It also makes a difference whether you spray the spray on the skin outside or inside. “Wind is often a problem,” Michelle tells R29. “There is another study on spray sunscreen, and wind found that when you are six mph wind, you lose around 32% to 79% of the spray, and at 12 mph, you lose 28% to 93%. That’s light to medium wind.” In other words, if the weather conditions aren’t right, the sunscreen can almost completely miss you when you spray it on.
Do sunscreen sprays have any advantage?
Sunscreen mist is often significantly lighter and dries faster, so makeup wearers like to use sprays that don’t need to be rubbed into the skin. According to Dr Hussain, sunscreen is better than nothing. “Some people don’t like the greasy feel of cream on their hands either. You can avoid that with a spray.”
Michelle agrees. “If you use this to apply enough sunscreen, sprays are fine. It’s just hard to tell when you’ve had enough.” So she recommends a pump spray (rather than a sunscreen mist) that lets you measure how many pumps you need before you apply. “For the face, it should be about a quarter teaspoon,” she advises and cautions against inhaling the sunscreen.
If you want a sunscreen spray, we recommend the La Roche-Posay Anthelios Invisible Spray SPF 50+ (€20.99 via DocMorris), which absorbs quickly. Also good: is the invisible Vichy Capital Soleil Solar Protective Water Hydrating SPF 50 (€16.45 via LookFantastic). If you don’t want to spend that much money, the Nivea Sun Protection & Care LSF 50+ (€9.95 via dm) is a great option.
Does sun powder provide good protection?
Aerosol sprays are not the only sun protection products being critically questioned this summer: Because they are small enough to put in your handbag and reapply now and then, countless beauty brands are bringing sun protection powder onto the market.

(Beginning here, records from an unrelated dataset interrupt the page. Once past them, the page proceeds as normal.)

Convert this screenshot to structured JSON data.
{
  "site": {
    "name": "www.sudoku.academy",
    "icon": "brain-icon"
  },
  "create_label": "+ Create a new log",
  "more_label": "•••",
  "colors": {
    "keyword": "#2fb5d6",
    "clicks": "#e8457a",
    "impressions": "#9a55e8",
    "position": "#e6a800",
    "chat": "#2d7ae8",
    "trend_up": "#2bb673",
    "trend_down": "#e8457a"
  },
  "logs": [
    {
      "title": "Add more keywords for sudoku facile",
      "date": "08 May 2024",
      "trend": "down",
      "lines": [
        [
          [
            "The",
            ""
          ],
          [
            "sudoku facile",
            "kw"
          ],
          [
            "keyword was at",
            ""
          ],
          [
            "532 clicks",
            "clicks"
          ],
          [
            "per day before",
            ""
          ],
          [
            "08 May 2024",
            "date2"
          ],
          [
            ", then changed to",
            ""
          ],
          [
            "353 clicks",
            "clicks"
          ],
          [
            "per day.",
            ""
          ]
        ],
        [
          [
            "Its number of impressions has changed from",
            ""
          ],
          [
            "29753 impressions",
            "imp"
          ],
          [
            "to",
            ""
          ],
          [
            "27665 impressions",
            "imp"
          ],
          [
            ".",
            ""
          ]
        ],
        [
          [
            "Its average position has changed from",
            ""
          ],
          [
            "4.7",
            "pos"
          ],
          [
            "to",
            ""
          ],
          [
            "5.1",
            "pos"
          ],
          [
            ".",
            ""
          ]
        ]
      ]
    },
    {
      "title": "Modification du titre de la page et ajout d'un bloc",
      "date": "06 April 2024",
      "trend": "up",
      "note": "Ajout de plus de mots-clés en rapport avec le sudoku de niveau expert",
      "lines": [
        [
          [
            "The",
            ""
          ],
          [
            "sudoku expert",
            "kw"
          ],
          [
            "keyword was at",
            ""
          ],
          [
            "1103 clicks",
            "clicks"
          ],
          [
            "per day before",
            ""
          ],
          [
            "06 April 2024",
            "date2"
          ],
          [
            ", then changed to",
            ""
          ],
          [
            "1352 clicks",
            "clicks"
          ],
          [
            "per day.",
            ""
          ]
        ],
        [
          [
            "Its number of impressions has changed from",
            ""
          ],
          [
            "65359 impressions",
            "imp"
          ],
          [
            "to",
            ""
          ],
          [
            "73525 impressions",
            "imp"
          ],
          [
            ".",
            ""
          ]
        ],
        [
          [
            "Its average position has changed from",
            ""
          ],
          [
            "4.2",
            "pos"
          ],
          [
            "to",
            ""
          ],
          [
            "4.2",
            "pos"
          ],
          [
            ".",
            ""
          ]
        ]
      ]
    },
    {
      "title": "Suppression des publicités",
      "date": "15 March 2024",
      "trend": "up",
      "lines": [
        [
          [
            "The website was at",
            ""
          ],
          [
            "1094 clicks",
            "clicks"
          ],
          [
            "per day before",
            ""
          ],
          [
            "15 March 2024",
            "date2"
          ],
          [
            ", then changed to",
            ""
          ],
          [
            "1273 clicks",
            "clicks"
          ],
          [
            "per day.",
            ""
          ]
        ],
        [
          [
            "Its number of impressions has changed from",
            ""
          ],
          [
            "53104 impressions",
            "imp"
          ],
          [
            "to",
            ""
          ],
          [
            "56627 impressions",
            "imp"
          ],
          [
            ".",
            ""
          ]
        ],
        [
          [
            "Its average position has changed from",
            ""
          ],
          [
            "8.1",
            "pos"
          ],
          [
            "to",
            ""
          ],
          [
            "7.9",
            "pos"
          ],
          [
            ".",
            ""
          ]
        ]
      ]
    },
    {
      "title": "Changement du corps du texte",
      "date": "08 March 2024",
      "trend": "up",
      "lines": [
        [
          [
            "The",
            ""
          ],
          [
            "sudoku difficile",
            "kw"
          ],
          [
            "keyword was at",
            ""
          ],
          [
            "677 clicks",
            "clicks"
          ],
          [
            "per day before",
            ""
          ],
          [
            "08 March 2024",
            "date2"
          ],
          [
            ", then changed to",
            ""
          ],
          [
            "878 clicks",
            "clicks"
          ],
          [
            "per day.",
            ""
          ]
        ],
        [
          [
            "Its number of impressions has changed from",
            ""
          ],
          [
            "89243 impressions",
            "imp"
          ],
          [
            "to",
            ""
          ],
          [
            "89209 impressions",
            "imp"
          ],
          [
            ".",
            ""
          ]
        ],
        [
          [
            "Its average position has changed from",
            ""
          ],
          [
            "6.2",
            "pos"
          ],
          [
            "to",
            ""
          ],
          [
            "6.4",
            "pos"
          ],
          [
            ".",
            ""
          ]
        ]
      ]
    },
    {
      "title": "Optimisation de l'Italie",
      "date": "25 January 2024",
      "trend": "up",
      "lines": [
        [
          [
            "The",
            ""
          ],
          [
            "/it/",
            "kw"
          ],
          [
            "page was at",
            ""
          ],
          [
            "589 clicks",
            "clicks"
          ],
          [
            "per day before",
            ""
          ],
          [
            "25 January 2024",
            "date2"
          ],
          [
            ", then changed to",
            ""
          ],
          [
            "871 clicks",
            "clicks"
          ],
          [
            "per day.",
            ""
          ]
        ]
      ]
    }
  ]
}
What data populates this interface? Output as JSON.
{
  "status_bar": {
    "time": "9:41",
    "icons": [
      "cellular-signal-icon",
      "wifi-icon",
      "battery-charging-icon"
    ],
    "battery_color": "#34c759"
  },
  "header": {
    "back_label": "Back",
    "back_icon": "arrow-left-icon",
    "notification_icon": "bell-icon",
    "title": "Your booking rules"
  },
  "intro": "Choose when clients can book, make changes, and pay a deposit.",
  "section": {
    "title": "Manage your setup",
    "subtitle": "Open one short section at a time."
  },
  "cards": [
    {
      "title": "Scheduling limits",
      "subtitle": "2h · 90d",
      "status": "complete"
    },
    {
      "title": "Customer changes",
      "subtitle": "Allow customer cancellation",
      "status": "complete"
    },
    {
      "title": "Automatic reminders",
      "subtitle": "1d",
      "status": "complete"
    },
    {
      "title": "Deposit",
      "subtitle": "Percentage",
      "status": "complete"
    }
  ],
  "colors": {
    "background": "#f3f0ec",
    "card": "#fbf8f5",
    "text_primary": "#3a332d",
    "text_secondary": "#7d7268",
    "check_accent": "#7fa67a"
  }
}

Michelle and Dr Hussain aren’t big fans of that, though.
“I think sunscreen powder is a misleading term,” says Michelle. “The data shows that you must apply many products to be adequately protected.” In another Instagram post, she shows how much powder it takes to protect even a small skin area from the sun’s rays. Spoilers: very, very much. “Sun powder is not a good option to protect your skin from the sun,” Michelle wrote under the post. “I would not recommend powder as the main sunscreen. I even think it’s not even suitable for in-between applications.”
There is a lot of agreement from experts in the comments. “I can’t stand them. So misleading!” writes Australian dermatologist Dr Natasha Cook, and London dermatologist Dr Zena Willsmore criticizes the powder for its enormous price. As for application, Michelle tells R29 that a famous skincare brand recommends rubbing the powder into the skin for 60 seconds. “But very few people do that,” she says, “and the whole thing would be costly.” Instead, she recommends either carefully applying sunscreen lotion in between or using a spray.
Dr Hussain is also somewhat critical of powder sunscreen. “I think the SPF rating is very misleading. It would take a lot of powder to get that protection,” he says. “But that also applies to sunscreen.” He recommends always wearing sunscreen from March to September; this can also vary depending on the skin type. “If you’re outside in the summer, we recommend reapplying every two hours because the sunscreen evaporates. But if you’ve been in the water and dried yourself off afterwards, you should immediately apply lotion afterwards.”